Present to your audienceStart remote presentation
- Invited audience members will follow you as you navigate and present
- People invited to a presentation do not need a Prezi account
- This link expires 10 minutes after you close the presentation
- A maximum of 30 users can follow your presentation
- Learn more about this feature in our knowledge base article
Do you really want to delete this prezi?
Neither you, nor the coeditors you shared it with will be able to recover it again.
Make your likes visible on Facebook?
Connect your Facebook account to Prezi and let your likes appear on your timeline.
You can change this under Settings & Account at any time.
World War I : The Stalemate (1914-1918)
Transcript of World War I : The Stalemate (1914-1918)
What is a Stalemate?
New Techniques and Ideas to break the Stalemate
New techniques and ideas developed by generals were:
accuracy of artillery
However, the poison gas and tank ideas did not work, and could not break the stalemate.
How did it end?
But why was there stalemate in World War I?
A stalemate is a situation where two sides are equally matched.
Before World War I, in war, the attacking (offensive) side always had the advantage with their cavalry and weapons. However, during World War I, as soldiers camped in trenches, the advantage was with the defending side because trenches were easy to
. In fact, trenches were mainly dug for this reason.After the
bombardment, soldiers would race to get their
, which had the capacity to kill hundreds of soldiers.
The British army led by Sir Douglas Haig, destroyed the Hindenburg Line, capturing 190,000 enemy troops and 2800 guns. These great victories are known as the
The Hundred Days :
Soldiers in Trenches :
The soldiers had found a solution for gas masks... :)
It was the Germans who finally ended the stalemate.

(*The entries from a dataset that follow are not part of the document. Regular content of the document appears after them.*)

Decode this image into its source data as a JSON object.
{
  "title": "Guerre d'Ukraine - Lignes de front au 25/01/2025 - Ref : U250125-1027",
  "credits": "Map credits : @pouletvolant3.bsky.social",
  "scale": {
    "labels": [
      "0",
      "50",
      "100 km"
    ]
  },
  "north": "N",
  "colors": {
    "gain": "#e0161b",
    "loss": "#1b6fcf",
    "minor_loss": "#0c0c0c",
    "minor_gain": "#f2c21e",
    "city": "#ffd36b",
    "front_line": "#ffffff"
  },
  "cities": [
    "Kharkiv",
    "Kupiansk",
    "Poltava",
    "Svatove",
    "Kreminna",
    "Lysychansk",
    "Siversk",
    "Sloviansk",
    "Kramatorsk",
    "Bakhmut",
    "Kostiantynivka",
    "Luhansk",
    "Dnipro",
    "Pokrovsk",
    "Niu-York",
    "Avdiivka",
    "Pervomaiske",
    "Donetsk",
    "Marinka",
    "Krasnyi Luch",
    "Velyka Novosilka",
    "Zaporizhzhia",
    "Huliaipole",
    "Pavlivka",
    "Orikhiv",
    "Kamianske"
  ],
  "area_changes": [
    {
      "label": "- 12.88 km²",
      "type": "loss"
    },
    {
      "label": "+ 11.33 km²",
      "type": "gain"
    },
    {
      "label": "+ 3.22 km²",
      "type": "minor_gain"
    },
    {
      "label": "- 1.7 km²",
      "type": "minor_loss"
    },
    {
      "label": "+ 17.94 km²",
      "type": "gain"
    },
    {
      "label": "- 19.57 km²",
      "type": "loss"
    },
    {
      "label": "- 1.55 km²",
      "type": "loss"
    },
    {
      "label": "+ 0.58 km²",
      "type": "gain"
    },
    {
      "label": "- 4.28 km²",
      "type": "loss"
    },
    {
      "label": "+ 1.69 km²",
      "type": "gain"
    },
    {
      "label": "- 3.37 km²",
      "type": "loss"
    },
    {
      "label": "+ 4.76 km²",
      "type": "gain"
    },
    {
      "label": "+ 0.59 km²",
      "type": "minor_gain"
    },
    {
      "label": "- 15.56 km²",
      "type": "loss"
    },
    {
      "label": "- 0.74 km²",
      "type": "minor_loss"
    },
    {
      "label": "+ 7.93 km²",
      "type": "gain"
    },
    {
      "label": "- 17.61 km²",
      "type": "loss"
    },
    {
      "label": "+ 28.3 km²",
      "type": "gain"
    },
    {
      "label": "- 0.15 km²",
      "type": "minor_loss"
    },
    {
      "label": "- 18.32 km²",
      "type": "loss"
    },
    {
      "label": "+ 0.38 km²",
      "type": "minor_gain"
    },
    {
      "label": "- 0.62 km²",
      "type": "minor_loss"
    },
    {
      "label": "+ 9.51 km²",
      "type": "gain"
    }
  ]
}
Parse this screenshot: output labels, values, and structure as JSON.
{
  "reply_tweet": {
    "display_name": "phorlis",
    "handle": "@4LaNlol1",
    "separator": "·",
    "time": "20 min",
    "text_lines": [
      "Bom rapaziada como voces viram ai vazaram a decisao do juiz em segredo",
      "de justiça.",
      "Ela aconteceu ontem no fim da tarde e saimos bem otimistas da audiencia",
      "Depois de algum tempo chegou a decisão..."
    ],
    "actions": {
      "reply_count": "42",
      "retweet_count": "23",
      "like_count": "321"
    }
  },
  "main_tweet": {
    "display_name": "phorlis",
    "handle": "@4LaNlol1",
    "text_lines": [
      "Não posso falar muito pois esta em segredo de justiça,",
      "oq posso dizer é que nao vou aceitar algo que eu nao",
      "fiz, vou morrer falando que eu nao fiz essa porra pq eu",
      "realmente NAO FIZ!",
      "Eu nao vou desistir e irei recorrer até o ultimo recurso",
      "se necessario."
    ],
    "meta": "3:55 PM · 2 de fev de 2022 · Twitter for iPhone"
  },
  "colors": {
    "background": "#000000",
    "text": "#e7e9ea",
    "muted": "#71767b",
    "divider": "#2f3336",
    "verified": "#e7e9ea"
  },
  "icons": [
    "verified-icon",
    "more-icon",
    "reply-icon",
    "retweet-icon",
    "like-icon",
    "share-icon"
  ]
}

With a final effort, they attacked and
Britain and almost reached Paris. However, they stretched too far, and were unsuccessful.